Are you a student who has been requested to submit a reference letter (also known as a letter of recommendation) from a teacher as part of an application for a job or a volunteer position?
Most good teachers are more than willing to write reference letters for students who have performed well in their classes. However, it takes time to craft an effective letter of recommendation – anywhere from thirty minutes to an hour, depending upon how detailed the teacher wishes to be.
This is time that the teacher could be using for class preparation, grading, or other tasks; if their teaching schedule is tight, conscientious teachers will often write reference letters for their middle school, high school, or college students on their own unpaid time when they could be relaxing.
As a student asking for a favor, it’s a smart idea to make this task as easy as possible for your teacher. Below you’ll find tips about how to do this, as well as a sample reference letter from a teacher that will demonstrate the sort of information your teacher will need in order to write a glowing letter for you.
How to Help Your Teacher Help You
If you learn that you’ll need to provide a reference letter from a teacher as part of an application, don’t delay asking your teacher if they’ll do this for you. No teacher, no matter how dedicated they are, is going to be happy if a student comes to them asking if they can write a letter of recommendation for them “by tomorrow.”
Instead, give your teacher as much time as possible to write an effective letter for you. There’s also certain information you’ll need to give them so that they can do a good job for you:
- The deadline by which the letter needs to be submitted
- The email or “snail mail” address to which the letter should be sent
- The name of the organization you’re applying to
- The name of the person at the organization who will be reviewing your application

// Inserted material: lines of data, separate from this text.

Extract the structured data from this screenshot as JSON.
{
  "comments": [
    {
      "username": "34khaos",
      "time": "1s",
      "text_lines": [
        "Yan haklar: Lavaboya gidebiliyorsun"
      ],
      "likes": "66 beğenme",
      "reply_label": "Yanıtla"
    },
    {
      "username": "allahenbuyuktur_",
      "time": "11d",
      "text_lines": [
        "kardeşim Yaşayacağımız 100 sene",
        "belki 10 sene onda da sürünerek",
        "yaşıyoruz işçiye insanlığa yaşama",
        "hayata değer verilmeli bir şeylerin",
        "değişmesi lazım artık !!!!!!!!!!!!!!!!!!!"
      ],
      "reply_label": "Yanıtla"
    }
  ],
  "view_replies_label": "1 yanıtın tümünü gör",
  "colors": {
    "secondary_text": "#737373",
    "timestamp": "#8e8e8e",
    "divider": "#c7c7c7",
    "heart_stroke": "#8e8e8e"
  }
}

- The title and description of the position you’re applying for
- A list of the qualifications or skills that will be required for the position
- Your resume (if you have one)
If you don’t have a resume and are a high school or college student, then it’s time to develop one. You don’t need actual work experience to create your first resume; it’s enough to describe your schoolwork, personal academic or volunteer accomplishments, and participation in clubs or other organizations. Here's how to write your first resume. If you’re a middle school student, you can simply give your teacher a list of activities you’re involved in – things like scouting, band, church groups, or sports.
The more information about yourself and your achievements that you can provide your teacher, the more detail they’ll be able to incorporate into their letter. Depth of detail can make all the difference in whether you land the role you’re applying for.
Sample Reference Letter from a Teacher
Attn: Julia M. Jones
Re: Katie Kingston
Dear Ms. Jones:
I am writing this reference at the request of Katie Kingston, who is applying for the Student Volunteer Program at St.
Francis Hospital this summer.
I have known Katie for two years in my capacity as a teacher at Smithtown Middle School. Katie took English and Spanish from me and earned superior grades in those classes. Based on Katie's grades, attendance, and class participation, I'd rate Katie's academic performance in my class as superior.
Katie has a number of strengths to offer an employer. Katie is always interested in supporting others. For example, this year when we worked on our class community service project, Katie was helpful to me in collecting and organizing the food for the food pantry here in Smithtown.
In conclusion, I would highly recommend Katie Kingston. If her performance in my class is any indication of how she'd perform in your position, Katie will be a positive addition to your organization.
If you should need any additional information, you can feel free to contact me at 555-5555 or by email at email@example.com anytime.
Teacher, Smithtown Middle School